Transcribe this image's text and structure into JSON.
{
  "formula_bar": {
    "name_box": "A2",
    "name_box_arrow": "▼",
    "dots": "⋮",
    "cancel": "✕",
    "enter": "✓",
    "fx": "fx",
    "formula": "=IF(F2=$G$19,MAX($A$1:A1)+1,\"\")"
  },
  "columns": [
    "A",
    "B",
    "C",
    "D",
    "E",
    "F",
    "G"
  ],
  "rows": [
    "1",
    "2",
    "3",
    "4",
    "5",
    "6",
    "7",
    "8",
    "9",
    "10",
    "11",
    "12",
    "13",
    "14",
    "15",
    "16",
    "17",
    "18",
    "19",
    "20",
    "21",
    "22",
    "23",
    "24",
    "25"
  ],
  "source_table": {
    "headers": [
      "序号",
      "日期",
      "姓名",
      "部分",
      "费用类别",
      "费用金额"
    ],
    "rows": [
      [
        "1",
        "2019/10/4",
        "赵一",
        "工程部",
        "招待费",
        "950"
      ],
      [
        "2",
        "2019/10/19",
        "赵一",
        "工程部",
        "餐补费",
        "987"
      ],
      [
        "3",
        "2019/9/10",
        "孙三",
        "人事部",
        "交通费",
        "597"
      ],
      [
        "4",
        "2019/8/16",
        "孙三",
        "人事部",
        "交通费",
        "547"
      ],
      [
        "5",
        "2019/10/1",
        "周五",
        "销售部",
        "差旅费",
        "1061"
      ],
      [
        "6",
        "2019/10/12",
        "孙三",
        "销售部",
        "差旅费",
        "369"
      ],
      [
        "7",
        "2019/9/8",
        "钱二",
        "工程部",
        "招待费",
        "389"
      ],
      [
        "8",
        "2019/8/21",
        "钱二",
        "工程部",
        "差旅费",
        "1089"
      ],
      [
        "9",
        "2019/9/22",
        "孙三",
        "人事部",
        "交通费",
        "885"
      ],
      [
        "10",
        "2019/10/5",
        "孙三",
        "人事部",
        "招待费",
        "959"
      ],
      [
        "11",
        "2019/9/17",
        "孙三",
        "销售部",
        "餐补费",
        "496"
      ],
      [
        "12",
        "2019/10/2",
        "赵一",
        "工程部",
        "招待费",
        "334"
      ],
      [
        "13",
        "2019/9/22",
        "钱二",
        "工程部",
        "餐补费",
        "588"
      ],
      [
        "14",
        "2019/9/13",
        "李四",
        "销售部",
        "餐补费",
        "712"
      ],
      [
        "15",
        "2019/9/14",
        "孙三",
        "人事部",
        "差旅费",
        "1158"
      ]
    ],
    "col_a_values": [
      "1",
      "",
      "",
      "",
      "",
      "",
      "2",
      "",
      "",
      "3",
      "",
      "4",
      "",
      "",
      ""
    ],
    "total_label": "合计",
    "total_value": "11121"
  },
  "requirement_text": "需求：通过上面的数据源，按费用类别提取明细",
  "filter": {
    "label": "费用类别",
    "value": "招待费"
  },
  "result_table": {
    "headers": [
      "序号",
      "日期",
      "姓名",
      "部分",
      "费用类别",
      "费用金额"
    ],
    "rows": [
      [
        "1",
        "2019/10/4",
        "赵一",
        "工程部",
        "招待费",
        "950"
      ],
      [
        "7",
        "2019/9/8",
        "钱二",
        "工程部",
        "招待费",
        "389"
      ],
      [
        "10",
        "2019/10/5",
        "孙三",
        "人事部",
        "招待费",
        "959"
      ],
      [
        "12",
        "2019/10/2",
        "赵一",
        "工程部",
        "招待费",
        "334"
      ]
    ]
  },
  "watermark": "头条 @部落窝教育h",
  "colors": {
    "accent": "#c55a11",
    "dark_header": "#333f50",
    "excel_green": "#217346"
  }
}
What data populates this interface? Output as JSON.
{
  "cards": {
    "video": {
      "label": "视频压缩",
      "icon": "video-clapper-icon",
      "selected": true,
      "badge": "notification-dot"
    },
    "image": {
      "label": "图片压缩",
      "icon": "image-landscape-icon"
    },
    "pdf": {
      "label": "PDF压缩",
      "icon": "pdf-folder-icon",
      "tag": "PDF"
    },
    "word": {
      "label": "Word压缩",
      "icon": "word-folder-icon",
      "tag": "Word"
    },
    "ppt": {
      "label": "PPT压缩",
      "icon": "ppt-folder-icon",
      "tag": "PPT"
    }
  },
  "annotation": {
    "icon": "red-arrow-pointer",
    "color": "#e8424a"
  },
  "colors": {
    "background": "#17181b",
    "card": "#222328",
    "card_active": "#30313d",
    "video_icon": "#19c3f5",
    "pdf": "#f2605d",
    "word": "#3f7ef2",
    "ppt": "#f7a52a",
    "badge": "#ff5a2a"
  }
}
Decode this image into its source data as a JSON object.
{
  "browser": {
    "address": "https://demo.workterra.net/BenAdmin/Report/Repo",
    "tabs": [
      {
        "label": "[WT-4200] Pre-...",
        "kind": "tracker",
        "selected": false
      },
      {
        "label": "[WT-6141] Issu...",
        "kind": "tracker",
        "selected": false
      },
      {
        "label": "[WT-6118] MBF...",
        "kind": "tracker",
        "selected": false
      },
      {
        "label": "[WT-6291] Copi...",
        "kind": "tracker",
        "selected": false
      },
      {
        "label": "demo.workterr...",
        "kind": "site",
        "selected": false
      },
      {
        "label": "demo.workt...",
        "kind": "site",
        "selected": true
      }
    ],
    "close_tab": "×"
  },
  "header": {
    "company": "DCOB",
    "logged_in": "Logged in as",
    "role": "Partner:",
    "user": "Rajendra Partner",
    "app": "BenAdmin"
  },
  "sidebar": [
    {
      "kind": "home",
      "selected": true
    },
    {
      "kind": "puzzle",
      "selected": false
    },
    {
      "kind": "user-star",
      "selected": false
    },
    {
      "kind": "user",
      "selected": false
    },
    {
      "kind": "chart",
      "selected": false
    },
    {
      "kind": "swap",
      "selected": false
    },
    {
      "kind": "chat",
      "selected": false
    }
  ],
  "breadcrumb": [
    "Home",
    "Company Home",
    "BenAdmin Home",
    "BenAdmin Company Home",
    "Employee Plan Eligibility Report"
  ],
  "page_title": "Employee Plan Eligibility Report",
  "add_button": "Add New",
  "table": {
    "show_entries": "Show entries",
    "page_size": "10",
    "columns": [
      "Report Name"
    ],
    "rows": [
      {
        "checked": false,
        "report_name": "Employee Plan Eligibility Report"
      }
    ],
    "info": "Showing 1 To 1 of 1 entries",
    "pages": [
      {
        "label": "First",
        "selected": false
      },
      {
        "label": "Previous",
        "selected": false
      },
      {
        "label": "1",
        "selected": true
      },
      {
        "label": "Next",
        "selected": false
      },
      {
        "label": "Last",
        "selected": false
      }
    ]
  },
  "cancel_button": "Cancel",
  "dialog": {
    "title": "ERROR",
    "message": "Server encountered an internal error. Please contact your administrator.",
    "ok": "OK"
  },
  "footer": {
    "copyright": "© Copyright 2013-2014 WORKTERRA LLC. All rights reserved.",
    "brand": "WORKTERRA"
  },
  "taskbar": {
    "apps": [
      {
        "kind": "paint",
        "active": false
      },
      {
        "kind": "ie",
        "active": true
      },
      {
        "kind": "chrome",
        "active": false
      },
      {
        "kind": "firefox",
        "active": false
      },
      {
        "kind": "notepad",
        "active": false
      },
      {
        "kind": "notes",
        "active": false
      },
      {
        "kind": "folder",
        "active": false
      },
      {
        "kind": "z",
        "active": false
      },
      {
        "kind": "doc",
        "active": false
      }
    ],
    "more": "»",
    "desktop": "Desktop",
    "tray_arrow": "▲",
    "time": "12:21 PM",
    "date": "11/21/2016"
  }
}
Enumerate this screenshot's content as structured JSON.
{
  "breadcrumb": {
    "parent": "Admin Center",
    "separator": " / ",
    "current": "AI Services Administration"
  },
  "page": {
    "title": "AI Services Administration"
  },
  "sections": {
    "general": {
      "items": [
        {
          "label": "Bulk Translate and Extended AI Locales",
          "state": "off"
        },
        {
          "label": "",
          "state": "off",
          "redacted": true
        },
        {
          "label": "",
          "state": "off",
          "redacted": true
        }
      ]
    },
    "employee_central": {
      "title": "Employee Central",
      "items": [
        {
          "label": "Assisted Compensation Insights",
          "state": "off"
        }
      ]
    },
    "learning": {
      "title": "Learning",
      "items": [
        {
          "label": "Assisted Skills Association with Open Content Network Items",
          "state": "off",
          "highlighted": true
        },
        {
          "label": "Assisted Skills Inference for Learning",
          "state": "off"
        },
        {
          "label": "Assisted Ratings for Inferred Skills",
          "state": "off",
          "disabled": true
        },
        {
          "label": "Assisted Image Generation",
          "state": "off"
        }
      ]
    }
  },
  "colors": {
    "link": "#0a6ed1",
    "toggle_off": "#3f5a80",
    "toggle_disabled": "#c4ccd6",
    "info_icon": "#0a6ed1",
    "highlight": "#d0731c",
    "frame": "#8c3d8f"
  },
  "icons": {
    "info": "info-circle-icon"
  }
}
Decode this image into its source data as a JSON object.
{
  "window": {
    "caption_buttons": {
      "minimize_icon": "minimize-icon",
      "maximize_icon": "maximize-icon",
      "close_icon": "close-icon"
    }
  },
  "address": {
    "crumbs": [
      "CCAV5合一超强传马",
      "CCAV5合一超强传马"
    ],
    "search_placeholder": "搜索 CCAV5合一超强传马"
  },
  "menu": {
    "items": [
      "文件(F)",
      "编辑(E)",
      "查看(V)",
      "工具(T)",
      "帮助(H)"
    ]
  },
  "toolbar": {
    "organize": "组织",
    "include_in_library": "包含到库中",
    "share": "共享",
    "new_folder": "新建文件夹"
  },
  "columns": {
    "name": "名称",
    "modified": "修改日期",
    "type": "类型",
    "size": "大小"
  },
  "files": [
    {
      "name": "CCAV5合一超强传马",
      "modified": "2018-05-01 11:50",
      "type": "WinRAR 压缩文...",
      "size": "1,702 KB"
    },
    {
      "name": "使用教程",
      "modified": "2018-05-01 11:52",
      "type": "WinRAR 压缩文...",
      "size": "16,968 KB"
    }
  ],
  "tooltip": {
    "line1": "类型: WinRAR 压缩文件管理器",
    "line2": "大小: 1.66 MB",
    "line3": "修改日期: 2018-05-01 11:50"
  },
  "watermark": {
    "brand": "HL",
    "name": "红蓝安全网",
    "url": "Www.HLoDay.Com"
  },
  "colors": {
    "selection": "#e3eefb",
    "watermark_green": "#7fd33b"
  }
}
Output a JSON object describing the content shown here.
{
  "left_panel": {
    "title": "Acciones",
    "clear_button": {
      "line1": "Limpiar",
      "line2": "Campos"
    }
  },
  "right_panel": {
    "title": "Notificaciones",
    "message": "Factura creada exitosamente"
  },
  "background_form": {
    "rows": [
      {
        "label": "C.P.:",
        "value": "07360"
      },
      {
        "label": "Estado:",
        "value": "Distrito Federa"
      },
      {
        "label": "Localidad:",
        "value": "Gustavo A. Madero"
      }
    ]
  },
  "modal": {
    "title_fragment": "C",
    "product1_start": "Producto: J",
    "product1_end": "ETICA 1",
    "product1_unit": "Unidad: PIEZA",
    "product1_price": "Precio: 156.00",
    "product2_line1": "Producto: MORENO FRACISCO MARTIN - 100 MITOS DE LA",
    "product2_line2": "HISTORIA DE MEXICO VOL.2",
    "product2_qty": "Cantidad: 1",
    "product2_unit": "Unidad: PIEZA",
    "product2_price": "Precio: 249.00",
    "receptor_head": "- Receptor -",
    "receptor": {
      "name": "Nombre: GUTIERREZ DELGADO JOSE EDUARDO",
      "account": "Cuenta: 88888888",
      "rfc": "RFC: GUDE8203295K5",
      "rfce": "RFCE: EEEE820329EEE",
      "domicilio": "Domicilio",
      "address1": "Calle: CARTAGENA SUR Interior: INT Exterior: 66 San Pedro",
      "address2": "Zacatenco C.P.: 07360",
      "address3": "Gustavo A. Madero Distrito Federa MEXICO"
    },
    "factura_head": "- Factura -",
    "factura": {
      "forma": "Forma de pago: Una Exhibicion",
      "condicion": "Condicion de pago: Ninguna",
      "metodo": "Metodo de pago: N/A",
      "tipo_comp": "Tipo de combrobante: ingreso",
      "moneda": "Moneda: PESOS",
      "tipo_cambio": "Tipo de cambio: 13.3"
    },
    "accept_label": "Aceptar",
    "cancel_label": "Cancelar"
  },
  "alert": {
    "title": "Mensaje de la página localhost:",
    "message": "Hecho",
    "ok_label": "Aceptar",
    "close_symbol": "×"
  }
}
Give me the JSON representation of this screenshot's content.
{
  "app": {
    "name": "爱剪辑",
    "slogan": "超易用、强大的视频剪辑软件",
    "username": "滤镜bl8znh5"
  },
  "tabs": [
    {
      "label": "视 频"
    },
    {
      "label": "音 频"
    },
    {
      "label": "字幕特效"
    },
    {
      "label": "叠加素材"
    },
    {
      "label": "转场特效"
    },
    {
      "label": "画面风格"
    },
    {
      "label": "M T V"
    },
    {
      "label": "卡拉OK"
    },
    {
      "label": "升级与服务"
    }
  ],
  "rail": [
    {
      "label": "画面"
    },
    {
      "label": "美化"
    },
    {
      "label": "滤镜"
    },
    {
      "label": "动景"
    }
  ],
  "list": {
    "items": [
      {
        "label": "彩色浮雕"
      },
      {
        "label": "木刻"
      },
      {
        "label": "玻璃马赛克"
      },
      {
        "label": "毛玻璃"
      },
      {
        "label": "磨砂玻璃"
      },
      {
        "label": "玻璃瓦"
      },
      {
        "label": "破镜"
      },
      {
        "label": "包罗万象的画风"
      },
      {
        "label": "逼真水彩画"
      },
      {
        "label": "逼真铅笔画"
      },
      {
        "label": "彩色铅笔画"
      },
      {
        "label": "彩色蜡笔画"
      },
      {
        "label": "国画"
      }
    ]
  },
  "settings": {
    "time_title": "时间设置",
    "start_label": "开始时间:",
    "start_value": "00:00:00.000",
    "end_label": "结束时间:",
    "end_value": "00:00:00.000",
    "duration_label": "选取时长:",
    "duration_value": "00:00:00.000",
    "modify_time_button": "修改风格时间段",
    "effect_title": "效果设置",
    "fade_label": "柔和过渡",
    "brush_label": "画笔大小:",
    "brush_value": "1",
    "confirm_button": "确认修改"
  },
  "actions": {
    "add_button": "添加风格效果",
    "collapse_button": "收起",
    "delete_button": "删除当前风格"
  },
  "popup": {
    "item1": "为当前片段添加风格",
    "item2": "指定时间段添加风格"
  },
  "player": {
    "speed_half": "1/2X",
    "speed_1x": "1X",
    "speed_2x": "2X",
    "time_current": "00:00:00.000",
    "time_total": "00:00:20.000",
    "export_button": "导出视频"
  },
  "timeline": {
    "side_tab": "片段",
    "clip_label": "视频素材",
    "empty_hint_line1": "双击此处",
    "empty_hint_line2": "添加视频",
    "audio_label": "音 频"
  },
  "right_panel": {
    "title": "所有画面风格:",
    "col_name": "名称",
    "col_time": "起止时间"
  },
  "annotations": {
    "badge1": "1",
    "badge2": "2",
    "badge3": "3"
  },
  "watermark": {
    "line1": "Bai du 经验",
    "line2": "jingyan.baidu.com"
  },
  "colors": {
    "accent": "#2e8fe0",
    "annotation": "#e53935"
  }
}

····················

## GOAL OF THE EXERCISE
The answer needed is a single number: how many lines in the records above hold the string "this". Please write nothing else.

## RESULT BELOW
6